President Trump says if he had known ahead of time that Attorney General Jeff Sessions was going to recuse himself from the Russia investigation, he would have chosen someone else for the post, calling the move "very unfair."
In an interview with The New York Times, he also accused James Comey, the FBI director that he fired in May, of trying to save his job by leveraging a dossier of compromising material on Trump.
Trump said too that Special Counsel Robert Mueller, who is investigating Russian meddling in the 2016 election, was running "an office rife with conflicts of interest and [Trump] warned that investigators would cross a red line if they delve into Trump family finances unrelated to Russia."
The president said as far as he is aware, he does not believe he is personally under investigation by Mueller. "I'm not under investigation. For what?
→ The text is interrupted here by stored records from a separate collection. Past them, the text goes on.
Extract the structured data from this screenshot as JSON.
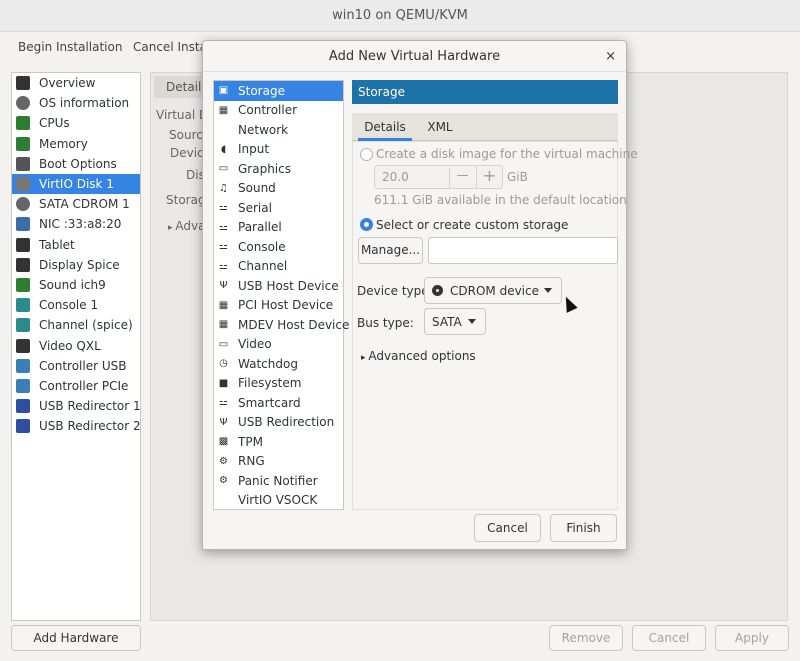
{
  "window": {
    "title": "win10 on QEMU/KVM"
  },
  "toolbar": {
    "begin_installation": "Begin Installation",
    "cancel_installation": "Cancel Installa"
  },
  "hardware_list": [
    {
      "label": "Overview",
      "icon": "monitor-icon"
    },
    {
      "label": "OS information",
      "icon": "info-icon"
    },
    {
      "label": "CPUs",
      "icon": "cpu-icon"
    },
    {
      "label": "Memory",
      "icon": "memory-icon"
    },
    {
      "label": "Boot Options",
      "icon": "gear-icon"
    },
    {
      "label": "VirtIO Disk 1",
      "icon": "disk-icon",
      "selected": true
    },
    {
      "label": "SATA CDROM 1",
      "icon": "cdrom-icon"
    },
    {
      "label": "NIC :33:a8:20",
      "icon": "network-icon"
    },
    {
      "label": "Tablet",
      "icon": "tablet-icon"
    },
    {
      "label": "Display Spice",
      "icon": "display-icon"
    },
    {
      "label": "Sound ich9",
      "icon": "sound-icon"
    },
    {
      "label": "Console 1",
      "icon": "console-icon"
    },
    {
      "label": "Channel (spice)",
      "icon": "channel-icon"
    },
    {
      "label": "Video QXL",
      "icon": "video-icon"
    },
    {
      "label": "Controller USB",
      "icon": "controller-icon"
    },
    {
      "label": "Controller PCIe",
      "icon": "controller-icon"
    },
    {
      "label": "USB Redirector 1",
      "icon": "usb-icon"
    },
    {
      "label": "USB Redirector 2",
      "icon": "usb-icon"
    }
  ],
  "main": {
    "tab_details": "Details",
    "labels": [
      "Virtual D",
      "Source",
      "Device",
      "Disk",
      "Storage",
      "Adva"
    ]
  },
  "bottom": {
    "add_hardware": "Add Hardware",
    "remove": "Remove",
    "cancel": "Cancel",
    "apply": "Apply"
  },
  "dialog": {
    "title": "Add New Virtual Hardware",
    "close": "×",
    "device_types": [
      {
        "label": "Storage",
        "icon": "storage-icon",
        "glyph": "▣",
        "selected": true
      },
      {
        "label": "Controller",
        "icon": "controller-icon",
        "glyph": "▦"
      },
      {
        "label": "Network",
        "icon": "network-icon",
        "glyph": ""
      },
      {
        "label": "Input",
        "icon": "input-icon",
        "glyph": "◖"
      },
      {
        "label": "Graphics",
        "icon": "graphics-icon",
        "glyph": "▭"
      },
      {
        "label": "Sound",
        "icon": "sound-icon",
        "glyph": "♫"
      },
      {
        "label": "Serial",
        "icon": "serial-icon",
        "glyph": "⚍"
      },
      {
        "label": "Parallel",
        "icon": "parallel-icon",
        "glyph": "⚍"
      },
      {
        "label": "Console",
        "icon": "console-icon",
        "glyph": "⚍"
      },
      {
        "label": "Channel",
        "icon": "channel-icon",
        "glyph": "⚍"
      },
      {
        "label": "USB Host Device",
        "icon": "usb-icon",
        "glyph": "Ψ"
      },
      {
        "label": "PCI Host Device",
        "icon": "pci-icon",
        "glyph": "▦"
      },
      {
        "label": "MDEV Host Device",
        "icon": "mdev-icon",
        "glyph": "▦"
      },
      {
        "label": "Video",
        "icon": "video-icon",
        "glyph": "▭"
      },
      {
        "label": "Watchdog",
        "icon": "watchdog-icon",
        "glyph": "◷"
      },
      {
        "label": "Filesystem",
        "icon": "folder-icon",
        "glyph": "■"
      },
      {
        "label": "Smartcard",
        "icon": "smartcard-icon",
        "glyph": "⚍"
      },
      {
        "label": "USB Redirection",
        "icon": "usb-icon",
        "glyph": "Ψ"
      },
      {
        "label": "TPM",
        "icon": "tpm-icon",
        "glyph": "▩"
      },
      {
        "label": "RNG",
        "icon": "rng-icon",
        "glyph": "⚙"
      },
      {
        "label": "Panic Notifier",
        "icon": "panic-icon",
        "glyph": "⚙"
      },
      {
        "label": "VirtIO VSOCK",
        "icon": "vsock-icon",
        "glyph": ""
      }
    ],
    "pane_title": "Storage",
    "tabs": {
      "details": "Details",
      "xml": "XML"
    },
    "create_disk_label": "Create a disk image for the virtual machine",
    "disk_size": "20.0",
    "disk_unit": "GiB",
    "minus": "—",
    "plus": "+",
    "available_text": "611.1 GiB available in the default location",
    "custom_storage_label": "Select or create custom storage",
    "manage_button": "Manage...",
    "storage_path": "",
    "device_type_label": "Device type:",
    "device_type_value": "CDROM device",
    "bus_type_label": "Bus type:",
    "bus_type_value": "SATA",
    "advanced_options": "Advanced options",
    "cancel_button": "Cancel",
    "finish_button": "Finish"
  }
}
I didn't do anything wrong," Trump told the newspaper.
On Sessions, Trump said, "if he was going to recuse himself he should have told me before he took the job and I would have picked somebody else."
The interview, which the Times described as "wide-ranging," also included questions about health care and other topics, but the Russia investigation and its fallout dominated the conversation, the newspaper says.
The Times writes:
"Describing a newly disclosed informal conversation he had with President Vladimir V. Putin of Russia during a dinner of world leaders in Germany earlier this month, Mr. Trump said they talked for about 15 minutes, mostly about 'pleasantries.' But Mr. Trump did say that they talked 'about adoptions.' Mr. Putin banned American adoptions of Russian children in 2012 after the United States enacted sanctions on Russians accused of human rights abuses, an issue that remains a sore point in relations with Moscow."
The discussion about "adoptions," is apparently a reference to the Magnitsky Act, a 2012 law meant to punish Russian human rights abusers by barring them from entering the U.S. The Russian parliament responded to the law by banning American citizens from adopting Russian orphans.
It is the same law that Donald Trump Jr. says was a topic of conversation at a June 2016 meeting with a Russian lawyer promising dirt on then-campaign opponent Hillary Clinton.
According to the Times: "Mr. Trump acknowledged that it was 'interesting' that adoptions came up since his son, Donald Trump Jr., said that was the topic of a meeting he had with several Russians with ties to the Kremlin during last year's campaign."